A couple of charts today show that there is a developing problem for the short USD trade that is currently dominating markets. They pertain to the EUR:
DXY can’t fall if EUR is. Largely this lag in recovering EUR yields is a function of its second-round COVID lockdown. With vaccines rolling out now and being targeted specifically at vulnerable groups first, European growth will benefit most as it comes out of the pandemic. Goldman is forecasting an astonishing 20% surge in European growth year, double that of the US. Whatever the number, it will be impressive given Europe has more catch-up growth in store than the US does, though both have heaps.
So, it should be that European yields also have more room to rise as well and that yawning yield gap should close as we push deeper into 2021. Especially so, since Europe will also much more exposed to the global recovery and inventory cycle than the US is.
But that will also be its downfall in the foreseeable future. With China already tightening and its growth beginning to slow in the second derivative, with headline growth to follow in H2, European exports will begin to slow moving into 2022 and a new US growth advantage scenario emerge on the back of stronger fiscal, as well as better domestic demand.
Thus, I don’t think we’re going to rerun the endlessly weak US dollar scenario that we did in the post-GFC deleveraging period which, in turn, means that the world will start experiencing the good old deflationary scenario that has dogged it for years moving into 2022 as well. That is, China slowing, Europe following, USD rising and commodities falling.
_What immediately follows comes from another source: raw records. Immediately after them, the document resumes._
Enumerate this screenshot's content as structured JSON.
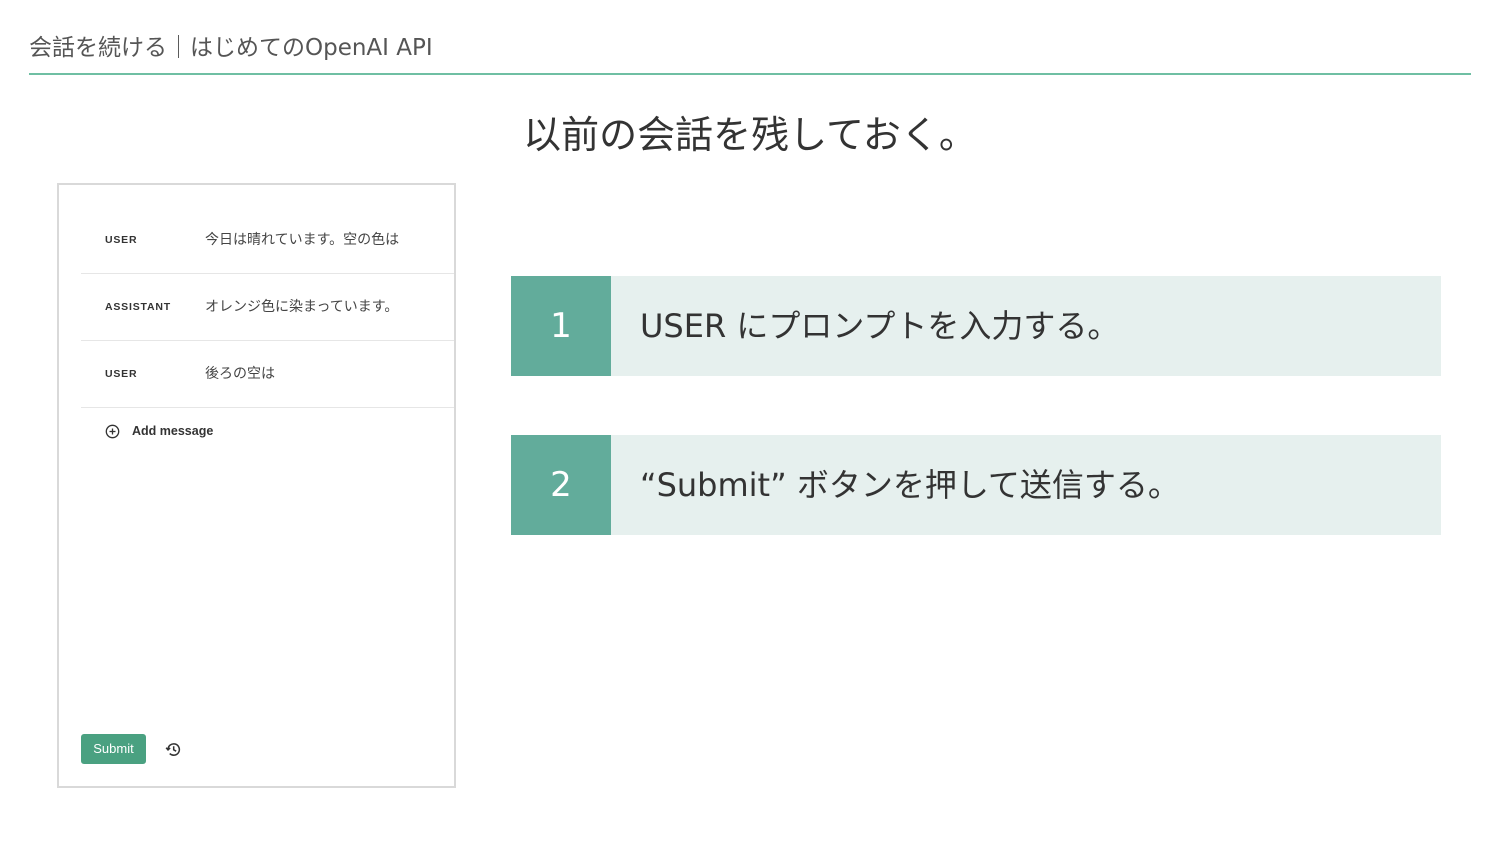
{
  "header": {
    "title": "会話を続ける｜はじめてのOpenAI API"
  },
  "main_title": "以前の会話を残しておく。",
  "playground": {
    "messages": [
      {
        "role": "USER",
        "text": "今日は晴れています。空の色は"
      },
      {
        "role": "ASSISTANT",
        "text": "オレンジ色に染まっています。"
      },
      {
        "role": "USER",
        "text": "後ろの空は"
      }
    ],
    "add_message_label": "Add message",
    "submit_label": "Submit",
    "icons": {
      "add": "plus-circle-icon",
      "history": "history-icon"
    }
  },
  "steps": [
    {
      "number": "1",
      "text": "USER にプロンプトを入力する。"
    },
    {
      "number": "2",
      "text": "“Submit” ボタンを押して送信する。"
    }
  ],
  "colors": {
    "accent": "#62ac9b",
    "accent_light": "#e6f0ee",
    "header_rule": "#6fbfa3",
    "submit_button": "#4aa181"
  }
}
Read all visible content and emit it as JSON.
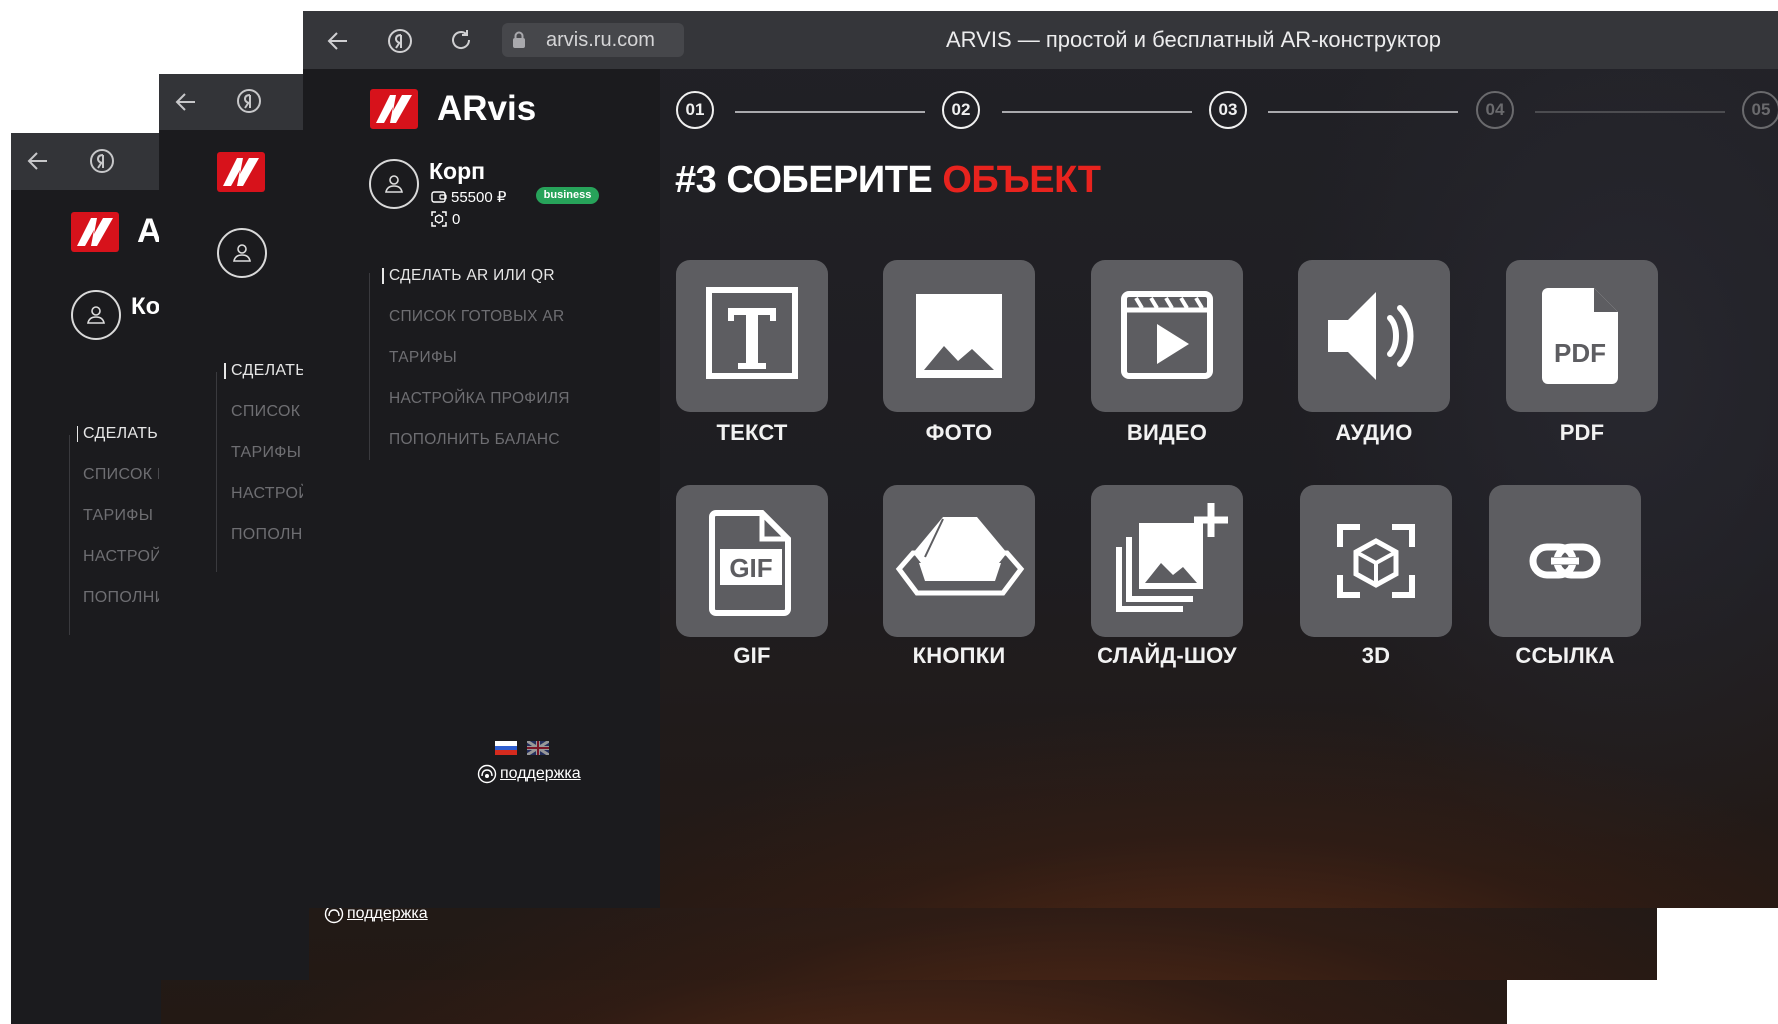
{
  "browser": {
    "url": "arvis.ru.com",
    "page_title": "ARVIS — простой и бесплатный AR-конструктор"
  },
  "app": {
    "logo_text": "ARvis",
    "user": {
      "name": "Корп",
      "balance": "55500 ₽",
      "plan_badge": "business",
      "ar_count": "0"
    },
    "menu": [
      {
        "label": "СДЕЛАТЬ AR ИЛИ QR",
        "active": true
      },
      {
        "label": "СПИСОК ГОТОВЫХ AR",
        "active": false
      },
      {
        "label": "ТАРИФЫ",
        "active": false
      },
      {
        "label": "НАСТРОЙКА ПРОФИЛЯ",
        "active": false
      },
      {
        "label": "ПОПОЛНИТЬ БАЛАНС",
        "active": false
      }
    ],
    "support_label": "поддержка",
    "languages": [
      "ru",
      "en"
    ]
  },
  "steps": [
    "01",
    "02",
    "03",
    "04",
    "05"
  ],
  "current_step": 3,
  "heading": {
    "prefix": "#3 СОБЕРИТЕ",
    "accent": "ОБЪЕКТ"
  },
  "objects": [
    {
      "label": "ТЕКСТ",
      "icon": "text-icon"
    },
    {
      "label": "ФОТО",
      "icon": "photo-icon"
    },
    {
      "label": "ВИДЕО",
      "icon": "video-icon"
    },
    {
      "label": "АУДИО",
      "icon": "audio-icon"
    },
    {
      "label": "PDF",
      "icon": "pdf-icon"
    },
    {
      "label": "GIF",
      "icon": "gif-icon"
    },
    {
      "label": "КНОПКИ",
      "icon": "button-icon"
    },
    {
      "label": "СЛАЙД-ШОУ",
      "icon": "slideshow-icon"
    },
    {
      "label": "3D",
      "icon": "cube-3d-icon"
    },
    {
      "label": "ССЫЛКА",
      "icon": "link-icon"
    }
  ],
  "icon_glyphs": {
    "pdf": "PDF",
    "gif": "GIF"
  },
  "colors": {
    "accent": "#e8231e",
    "tile": "#5d5d61",
    "badge": "#27a35a",
    "logo": "#d7121b"
  }
}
Unless we see some new tremendously powerful MMT surge in DMs, the commodity supercycle being peddled around the joint looks a lot more cyclical and short term.
The Australian dollar will follow these trends.